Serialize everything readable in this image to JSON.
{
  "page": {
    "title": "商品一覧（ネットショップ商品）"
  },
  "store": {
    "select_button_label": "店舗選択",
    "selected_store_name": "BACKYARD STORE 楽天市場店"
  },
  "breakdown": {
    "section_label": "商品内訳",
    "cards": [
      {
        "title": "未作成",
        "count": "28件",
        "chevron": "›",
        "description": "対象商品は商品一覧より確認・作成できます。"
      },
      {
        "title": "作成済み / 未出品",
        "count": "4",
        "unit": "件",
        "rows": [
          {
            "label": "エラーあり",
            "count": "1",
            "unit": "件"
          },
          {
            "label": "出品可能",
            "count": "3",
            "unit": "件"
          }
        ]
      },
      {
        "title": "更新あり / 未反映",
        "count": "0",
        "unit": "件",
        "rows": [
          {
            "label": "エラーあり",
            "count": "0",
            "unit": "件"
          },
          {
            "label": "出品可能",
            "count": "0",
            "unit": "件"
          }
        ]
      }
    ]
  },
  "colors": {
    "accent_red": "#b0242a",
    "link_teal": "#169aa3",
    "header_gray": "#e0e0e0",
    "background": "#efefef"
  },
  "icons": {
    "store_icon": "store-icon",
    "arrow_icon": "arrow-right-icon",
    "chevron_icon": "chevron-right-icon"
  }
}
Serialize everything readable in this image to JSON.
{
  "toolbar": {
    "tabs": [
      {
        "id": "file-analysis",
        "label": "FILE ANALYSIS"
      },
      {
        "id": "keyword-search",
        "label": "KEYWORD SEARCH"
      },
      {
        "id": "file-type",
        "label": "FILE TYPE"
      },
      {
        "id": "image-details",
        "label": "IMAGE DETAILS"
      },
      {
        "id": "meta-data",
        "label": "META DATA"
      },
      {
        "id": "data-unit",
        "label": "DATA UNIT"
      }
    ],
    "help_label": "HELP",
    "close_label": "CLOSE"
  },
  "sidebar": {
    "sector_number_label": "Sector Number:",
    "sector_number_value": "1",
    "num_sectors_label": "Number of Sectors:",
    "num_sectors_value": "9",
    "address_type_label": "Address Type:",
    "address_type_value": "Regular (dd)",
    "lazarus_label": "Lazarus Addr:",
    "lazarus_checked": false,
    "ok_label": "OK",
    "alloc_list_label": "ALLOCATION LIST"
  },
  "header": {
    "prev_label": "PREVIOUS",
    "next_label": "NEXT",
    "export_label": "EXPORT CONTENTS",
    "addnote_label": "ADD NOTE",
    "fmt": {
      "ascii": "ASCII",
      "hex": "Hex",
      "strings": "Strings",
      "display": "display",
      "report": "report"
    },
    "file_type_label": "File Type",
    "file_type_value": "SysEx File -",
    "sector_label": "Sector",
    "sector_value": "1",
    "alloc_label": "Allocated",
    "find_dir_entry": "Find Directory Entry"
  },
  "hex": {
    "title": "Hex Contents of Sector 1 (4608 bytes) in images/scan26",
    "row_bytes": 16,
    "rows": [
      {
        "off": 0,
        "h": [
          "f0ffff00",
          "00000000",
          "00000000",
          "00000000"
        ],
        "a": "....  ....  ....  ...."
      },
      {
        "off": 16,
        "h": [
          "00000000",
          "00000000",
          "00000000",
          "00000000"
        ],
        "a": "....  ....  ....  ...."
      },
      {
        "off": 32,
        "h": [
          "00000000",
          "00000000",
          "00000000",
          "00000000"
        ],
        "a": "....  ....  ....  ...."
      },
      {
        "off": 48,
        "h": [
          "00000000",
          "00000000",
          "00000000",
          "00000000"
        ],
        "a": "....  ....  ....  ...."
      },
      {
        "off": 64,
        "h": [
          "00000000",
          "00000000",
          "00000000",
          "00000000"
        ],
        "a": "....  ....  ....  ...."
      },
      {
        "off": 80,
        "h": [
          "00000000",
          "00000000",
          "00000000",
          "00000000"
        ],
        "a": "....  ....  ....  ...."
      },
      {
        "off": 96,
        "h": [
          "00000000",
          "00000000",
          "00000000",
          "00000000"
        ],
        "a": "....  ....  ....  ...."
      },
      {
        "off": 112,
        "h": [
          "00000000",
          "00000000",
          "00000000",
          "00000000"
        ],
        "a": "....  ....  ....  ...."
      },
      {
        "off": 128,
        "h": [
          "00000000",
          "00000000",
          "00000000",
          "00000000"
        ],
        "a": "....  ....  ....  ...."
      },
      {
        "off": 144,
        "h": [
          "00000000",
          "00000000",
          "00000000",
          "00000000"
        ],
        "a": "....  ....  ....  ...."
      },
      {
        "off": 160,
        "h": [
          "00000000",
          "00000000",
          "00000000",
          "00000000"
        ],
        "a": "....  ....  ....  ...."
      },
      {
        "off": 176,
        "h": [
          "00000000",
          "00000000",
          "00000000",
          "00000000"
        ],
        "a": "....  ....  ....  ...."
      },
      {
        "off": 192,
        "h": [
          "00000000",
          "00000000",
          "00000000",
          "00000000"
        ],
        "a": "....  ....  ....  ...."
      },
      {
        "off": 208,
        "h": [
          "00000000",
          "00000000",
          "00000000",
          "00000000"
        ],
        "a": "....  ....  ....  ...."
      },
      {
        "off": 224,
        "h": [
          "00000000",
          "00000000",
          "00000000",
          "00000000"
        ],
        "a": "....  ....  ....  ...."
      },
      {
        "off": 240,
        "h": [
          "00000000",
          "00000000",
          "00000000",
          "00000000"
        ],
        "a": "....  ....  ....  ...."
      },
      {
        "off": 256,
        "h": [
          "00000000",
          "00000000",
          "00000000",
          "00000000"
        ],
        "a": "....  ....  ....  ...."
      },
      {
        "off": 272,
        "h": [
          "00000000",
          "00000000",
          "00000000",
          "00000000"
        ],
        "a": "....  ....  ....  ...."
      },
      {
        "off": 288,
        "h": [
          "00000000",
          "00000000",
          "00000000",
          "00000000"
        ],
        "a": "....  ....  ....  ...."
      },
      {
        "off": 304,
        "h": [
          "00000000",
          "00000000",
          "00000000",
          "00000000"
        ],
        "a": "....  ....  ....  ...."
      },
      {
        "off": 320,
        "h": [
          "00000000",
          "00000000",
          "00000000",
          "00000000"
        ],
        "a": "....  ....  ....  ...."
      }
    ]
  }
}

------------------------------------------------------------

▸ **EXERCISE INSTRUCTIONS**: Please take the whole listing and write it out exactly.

▸ **RESULT**:
Serialize everything readable in this image to JSON.
{
  "page": {
    "title": "商品一覧（ネットショップ商品）"
  },
  "store": {
    "select_button_label": "店舗選択",
    "selected_store_name": "BACKYARD STORE 楽天市場店"
  },
  "breakdown": {
    "section_label": "商品内訳",
    "cards": [
      {
        "title": "未作成",
        "count": "28件",
        "chevron": "›",
        "description": "対象商品は商品一覧より確認・作成できます。"
      },
      {
        "title": "作成済み / 未出品",
        "count": "4",
        "unit": "件",
        "rows": [
          {
            "label": "エラーあり",
            "count": "1",
            "unit": "件"
          },
          {
            "label": "出品可能",
            "count": "3",
            "unit": "件"
          }
        ]
      },
      {
        "title": "更新あり / 未反映",
        "count": "0",
        "unit": "件",
        "rows": [
          {
            "label": "エラーあり",
            "count": "0",
            "unit": "件"
          },
          {
            "label": "出品可能",
            "count": "0",
            "unit": "件"
          }
        ]
      }
    ]
  },
  "colors": {
    "accent_red": "#b0242a",
    "link_teal": "#169aa3",
    "header_gray": "#e0e0e0",
    "background": "#efefef"
  },
  "icons": {
    "store_icon": "store-icon",
    "arrow_icon": "arrow-right-icon",
    "chevron_icon": "chevron-right-icon"
  }
}
Serialize everything readable in this image to JSON.
{
  "toolbar": {
    "tabs": [
      {
        "id": "file-analysis",
        "label": "FILE ANALYSIS"
      },
      {
        "id": "keyword-search",
        "label": "KEYWORD SEARCH"
      },
      {
        "id": "file-type",
        "label": "FILE TYPE"
      },
      {
        "id": "image-details",
        "label": "IMAGE DETAILS"
      },
      {
        "id": "meta-data",
        "label": "META DATA"
      },
      {
        "id": "data-unit",
        "label": "DATA UNIT"
      }
    ],
    "help_label": "HELP",
    "close_label": "CLOSE"
  },
  "sidebar": {
    "sector_number_label": "Sector Number:",
    "sector_number_value": "1",
    "num_sectors_label": "Number of Sectors:",
    "num_sectors_value": "9",
    "address_type_label": "Address Type:",
    "address_type_value": "Regular (dd)",
    "lazarus_label": "Lazarus Addr:",
    "lazarus_checked": false,
    "ok_label": "OK",
    "alloc_list_label": "ALLOCATION LIST"
  },
  "header": {
    "prev_label": "PREVIOUS",
    "next_label": "NEXT",
    "export_label": "EXPORT CONTENTS",
    "addnote_label": "ADD NOTE",
    "fmt": {
      "ascii": "ASCII",
      "hex": "Hex",
      "strings": "Strings",
      "display": "display",
      "report": "report"
    },
    "file_type_label": "File Type",
    "file_type_value": "SysEx File -",
    "sector_label": "Sector",
    "sector_value": "1",
    "alloc_label": "Allocated",
    "find_dir_entry": "Find Directory Entry"
  },
  "hex": {
    "title": "Hex Contents of Sector 1 (4608 bytes) in images/scan26",
    "row_bytes": 16,
    "rows": [
      {
        "off": 0,
        "h": [
          "f0ffff00",
          "00000000",
          "00000000",
          "00000000"
        ],
        "a": "....  ....  ....  ...."
      },
      {
        "off": 16,
        "h": [
          "00000000",
          "00000000",
          "00000000",
          "00000000"
        ],
        "a": "....  ....  ....  ...."
      },
      {
        "off": 32,
        "h": [
          "00000000",
          "00000000",
          "00000000",
          "00000000"
        ],
        "a": "....  ....  ....  ...."
      },
      {
        "off": 48,
        "h": [
          "00000000",
          "00000000",
          "00000000",
          "00000000"
        ],
        "a": "....  ....  ....  ...."
      },
      {
        "off": 64,
        "h": [
          "00000000",
          "00000000",
          "00000000",
          "00000000"
        ],
        "a": "....  ....  ....  ...."
      },
      {
        "off": 80,
        "h": [
          "00000000",
          "00000000",
          "00000000",
          "00000000"
        ],
        "a": "....  ....  ....  ...."
      },
      {
        "off": 96,
        "h": [
          "00000000",
          "00000000",
          "00000000",
          "00000000"
        ],
        "a": "....  ....  ....  ...."
      },
      {
        "off": 112,
        "h": [
          "00000000",
          "00000000",
          "00000000",
          "00000000"
        ],
        "a": "....  ....  ....  ...."
      },
      {
        "off": 128,
        "h": [
          "00000000",
          "00000000",
          "00000000",
          "00000000"
        ],
        "a": "....  ....  ....  ...."
      },
      {
        "off": 144,
        "h": [
          "00000000",
          "00000000",
          "00000000",
          "00000000"
        ],
        "a": "....  ....  ....  ...."
      },
      {
        "off": 160,
        "h": [
          "00000000",
          "00000000",
          "00000000",
          "00000000"
        ],
        "a": "....  ....  ....  ...."
      },
      {
        "off": 176,
        "h": [
          "00000000",
          "00000000",
          "00000000",
          "00000000"
        ],
        "a": "....  ....  ....  ...."
      },
      {
        "off": 192,
        "h": [
          "00000000",
          "00000000",
          "00000000",
          "00000000"
        ],
        "a": "....  ....  ....  ...."
      },
      {
        "off": 208,
        "h": [
          "00000000",
          "00000000",
          "00000000",
          "00000000"
        ],
        "a": "....  ....  ....  ...."
      },
      {
        "off": 224,
        "h": [
          "00000000",
          "00000000",
          "00000000",
          "00000000"
        ],
        "a": "....  ....  ....  ...."
      },
      {
        "off": 240,
        "h": [
          "00000000",
          "00000000",
          "00000000",
          "00000000"
        ],
        "a": "....  ....  ....  ...."
      },
      {
        "off": 256,
        "h": [
          "00000000",
          "00000000",
          "00000000",
          "00000000"
        ],
        "a": "....  ....  ....  ...."
      },
      {
        "off": 272,
        "h": [
          "00000000",
          "00000000",
          "00000000",
          "00000000"
        ],
        "a": "....  ....  ....  ...."
      },
      {
        "off": 288,
        "h": [
          "00000000",
          "00000000",
          "00000000",
          "00000000"
        ],
        "a": "....  ....  ....  ...."
      },
      {
        "off": 304,
        "h": [
          "00000000",
          "00000000",
          "00000000",
          "00000000"
        ],
        "a": "....  ....  ....  ...."
      },
      {
        "off": 320,
        "h": [
          "00000000",
          "00000000",
          "00000000",
          "00000000"
        ],
        "a": "....  ....  ....  ...."
      }
    ]
  }
}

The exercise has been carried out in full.